Destek olmak ister misiniz?
Doğru haber, özgün ve özgür yorum ihtiyacı
Bugün dünyada gazeteciler birer aktivist olmaya zorlanıyor. Bu durum, kutuplaşmanın alabildiğine keskin olduğu Türkiye'de daha fazla karşımıza çıkıyor. Halbuki gazeteci, elinden geldiğince, doğru haber ile özgün ve özgür yorumla toplumun tüm kesimlerine ulaşmaya çalışmalı ve bu yolla, kutuplaşmayı artırma değil azaltmayı kendine hedef edinmeli. Devamı için

Recent articles (10)
08.08.2019 And Babacan starts his new political party…
26.07.2019 Can Erdoğan prevent new parties?
24.07.2019 Why is the government changing its approach towards Syrians?

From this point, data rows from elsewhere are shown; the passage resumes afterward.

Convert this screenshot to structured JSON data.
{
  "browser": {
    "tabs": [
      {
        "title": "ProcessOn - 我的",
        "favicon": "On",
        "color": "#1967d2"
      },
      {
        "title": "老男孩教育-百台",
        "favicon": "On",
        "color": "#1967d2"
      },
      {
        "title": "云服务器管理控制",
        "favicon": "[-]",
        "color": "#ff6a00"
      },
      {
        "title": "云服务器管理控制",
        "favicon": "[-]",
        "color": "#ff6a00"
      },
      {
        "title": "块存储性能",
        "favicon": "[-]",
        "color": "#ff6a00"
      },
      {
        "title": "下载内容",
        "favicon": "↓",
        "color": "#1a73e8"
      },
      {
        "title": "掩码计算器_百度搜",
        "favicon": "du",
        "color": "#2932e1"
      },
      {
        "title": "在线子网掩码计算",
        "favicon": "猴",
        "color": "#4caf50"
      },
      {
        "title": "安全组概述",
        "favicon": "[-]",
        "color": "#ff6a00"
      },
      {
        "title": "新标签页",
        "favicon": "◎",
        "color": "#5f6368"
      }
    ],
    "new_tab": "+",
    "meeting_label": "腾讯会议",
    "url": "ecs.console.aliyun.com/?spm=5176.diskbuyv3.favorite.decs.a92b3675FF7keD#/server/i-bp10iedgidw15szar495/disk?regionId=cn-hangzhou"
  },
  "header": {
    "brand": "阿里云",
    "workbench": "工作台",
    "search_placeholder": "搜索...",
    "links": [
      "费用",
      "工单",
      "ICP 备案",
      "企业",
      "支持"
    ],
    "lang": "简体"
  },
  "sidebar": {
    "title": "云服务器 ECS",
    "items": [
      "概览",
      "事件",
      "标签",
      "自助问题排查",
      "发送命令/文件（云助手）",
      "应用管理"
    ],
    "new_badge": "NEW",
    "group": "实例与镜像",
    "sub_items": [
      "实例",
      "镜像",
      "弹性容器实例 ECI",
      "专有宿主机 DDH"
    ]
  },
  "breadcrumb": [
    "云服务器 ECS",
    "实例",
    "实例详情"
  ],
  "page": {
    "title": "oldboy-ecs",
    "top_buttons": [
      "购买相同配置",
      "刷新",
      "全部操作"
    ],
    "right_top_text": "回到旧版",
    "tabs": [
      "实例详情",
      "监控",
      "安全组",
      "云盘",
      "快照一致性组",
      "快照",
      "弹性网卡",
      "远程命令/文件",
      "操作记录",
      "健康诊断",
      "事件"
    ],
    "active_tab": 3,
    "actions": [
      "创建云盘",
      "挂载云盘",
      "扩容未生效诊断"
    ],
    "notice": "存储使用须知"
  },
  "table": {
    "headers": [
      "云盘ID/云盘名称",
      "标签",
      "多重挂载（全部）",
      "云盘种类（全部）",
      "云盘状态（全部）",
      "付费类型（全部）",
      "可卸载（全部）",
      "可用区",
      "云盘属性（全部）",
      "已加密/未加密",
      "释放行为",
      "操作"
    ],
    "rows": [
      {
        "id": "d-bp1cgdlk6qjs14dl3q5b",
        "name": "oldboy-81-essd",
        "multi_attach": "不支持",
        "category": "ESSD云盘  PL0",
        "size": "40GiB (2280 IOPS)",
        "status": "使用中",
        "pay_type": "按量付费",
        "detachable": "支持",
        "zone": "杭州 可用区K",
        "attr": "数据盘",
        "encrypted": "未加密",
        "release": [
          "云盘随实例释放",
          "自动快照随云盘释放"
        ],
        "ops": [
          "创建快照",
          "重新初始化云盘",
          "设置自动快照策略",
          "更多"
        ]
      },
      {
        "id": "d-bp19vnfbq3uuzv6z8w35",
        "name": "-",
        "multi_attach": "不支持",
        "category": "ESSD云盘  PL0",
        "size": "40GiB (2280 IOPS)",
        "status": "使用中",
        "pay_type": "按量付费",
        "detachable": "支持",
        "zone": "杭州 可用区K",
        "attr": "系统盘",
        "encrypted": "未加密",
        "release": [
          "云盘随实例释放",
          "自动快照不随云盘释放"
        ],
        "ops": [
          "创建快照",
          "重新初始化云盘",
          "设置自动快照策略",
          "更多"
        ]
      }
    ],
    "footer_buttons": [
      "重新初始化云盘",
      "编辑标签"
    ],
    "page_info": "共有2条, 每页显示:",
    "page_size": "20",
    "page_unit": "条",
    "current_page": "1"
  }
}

18.07.2019 “The enemy of my enemy is my enemy”: The Gezi Case in the shadow of Gülenism
16.07.2019 Does Gulenism have a future in Turkey?
15.07.2019 The three-year statement for the July 15 coup attempt
09.07.2019 Changing and fluctuating political balances in “Brand New Turkey”
08.07.2019 The details of Ali Babacan’s party
03.07.2019 Will the Islamic communities associated with Erdoğan and AKP save themselves from paying the toll of June 23?
02.07.2019 The “one-man” is becoming isolated
16.08.2019 Kürt sorununu kim çözer?
08.08.2019 And Babacan starts his new political party…
23.07.2019 Combien de partis peuvent naître de l’AKP ?
11.02.2016 Hesabên herdu aliyan ên xelet şerê heyî kûrtir dike
05.05.2015 CHP-şi Goşaonuş Sthrateji: Xetselaşi Coxo Phri-Elişina Mualefeti
03.04.2015 Djihadisti I polzuyutsya globalizatsiey I stanovitsya yeyo jertvami. Polnıy test intervyu s jilem kepelem
31.03.2015 Die Staatskrise und ihre möglichen Auswirkungen auf den Lösungsprozess
10.03.2015 Aya Ankara Az Kobani Darse Ebrat Khahad Gereft?
08.03.2015 La esperada operación de Mosul: ¿Combatirá Ankara contra el Estado Islámico (de Irak y el Levante)?
18.07.2014 Ankarayi Miçin arevelki haşvehararı